Job listings

Listed below are links to job categories from the National Labor Exchange that relate to this career. Once you get a list of jobs, you can view information about individual jobs and find out how to apply. If your job search finds too many openings, or if you wish to search for jobs outside of Washington, you will need to refine your search.

To get a listing of current jobs from the WorkSource system, go to the WorkSource website (external link).


Credit authorizers, checkers, and clerks (SOC 43-4041)

Pay Period
Washington Hourly $11.86 $15.05 $18.50 $22.65 $28.80
Monthly $2,055 $2,608 $3,206 $3,925 $4,991
Yearly $24,670 $31,310 $38,480 $47,120 $59,900
    Seattle-Tacoma-Bellevue Hourly $12.03 $13.59 $18.48 $22.28 $25.28
Monthly $2,085 $2,355 $3,203 $3,861 $4,381
Yearly $25,003 $28,266 $38,437 $46,328 $52,584
    Vancouver Hourly $16.00 $18.01 $21.67 $25.98 $30.28
Monthly $2,773 $3,121 $3,755 $4,502 $5,248
Yearly $33,281 $37,461 $45,078 $54,038 $62,988
United States Hourly $12.76 $15.23 $18.63 $23.28 $28.50
Monthly $2,211 $2,639 $3,229 $4,034 $4,939
Yearly $26,540 $31,670 $38,750 $48,430 $59,270

Credit checkers who work for mortgage bankers generally earn higher wages than those at credit unions or personal credit institutions.

Most credit checkers and authorizers who work full time receive benefits. These may include health insurance, paid vacation, and sick leave. Credit authorizers who work for retail stores may receive discounts on store products.

Employment and outlook

Washington outlook


The table below provides information about the number of workers in this career in various regions. It also provides information about the expected growth rate and future job openings.

Credit Authorizers, Checkers, and Clerks (SOC 43-4041)

Location Current employment Growth over 10 years Annual openings
Washington 155 13.5% 16.1% 20
    Adams, Chelan, Douglas, Grant, and Okanogan Counties 10 0.0% 13.4% 1
    Island, San Juan, Skagit, and Whatcom Counties 12 8.3% 14.6% 1
    King County 80 26.3% 19.6% 13
    Pierce County 11 9.1% 15.2% 1
    Snohomish County 12 8.3% 12.4% 1
United States 30,300 -4.6% 5.2% 2,800

National employment

Major employers:

National outlook

Demand for credit checkers and authorizers will decline. This is because most credit score searches can be done online. More loans will also be processed online which means it will take fewer credit checkers to do this work. This occupation is also sensitive to the state of the economy.
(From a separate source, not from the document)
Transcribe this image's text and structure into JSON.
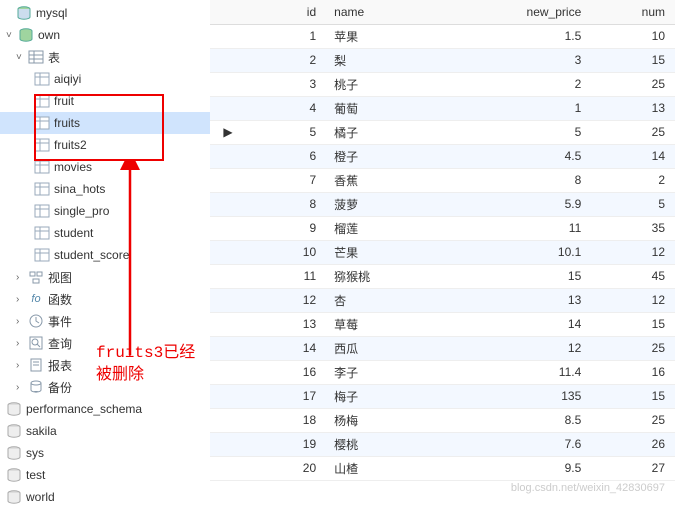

When the economy is strong, many people want credit and employment opportunities may be better.

Job openings will occur as people leave this occupation.

Other resources

Consumer Data Industry Association (external link)
1090 Vermont Avenue NW, Suite 200
Washington, DC 20005
Credit Professionals International (external link)
National Association of Consumer Credit Administrators (external link)
1000 Potomac Street, NW
Suite 108
Washington, DC 20007
National Association of Credit Management (external link)
8840 Columbia 100 Pkwy
Columbia, MD 21045


Career cluster

Career path

O*Net (external link) occupations

O*Net job zones (external link)

DOT occupations

Strong Interest Inventory

Holland occupational cluster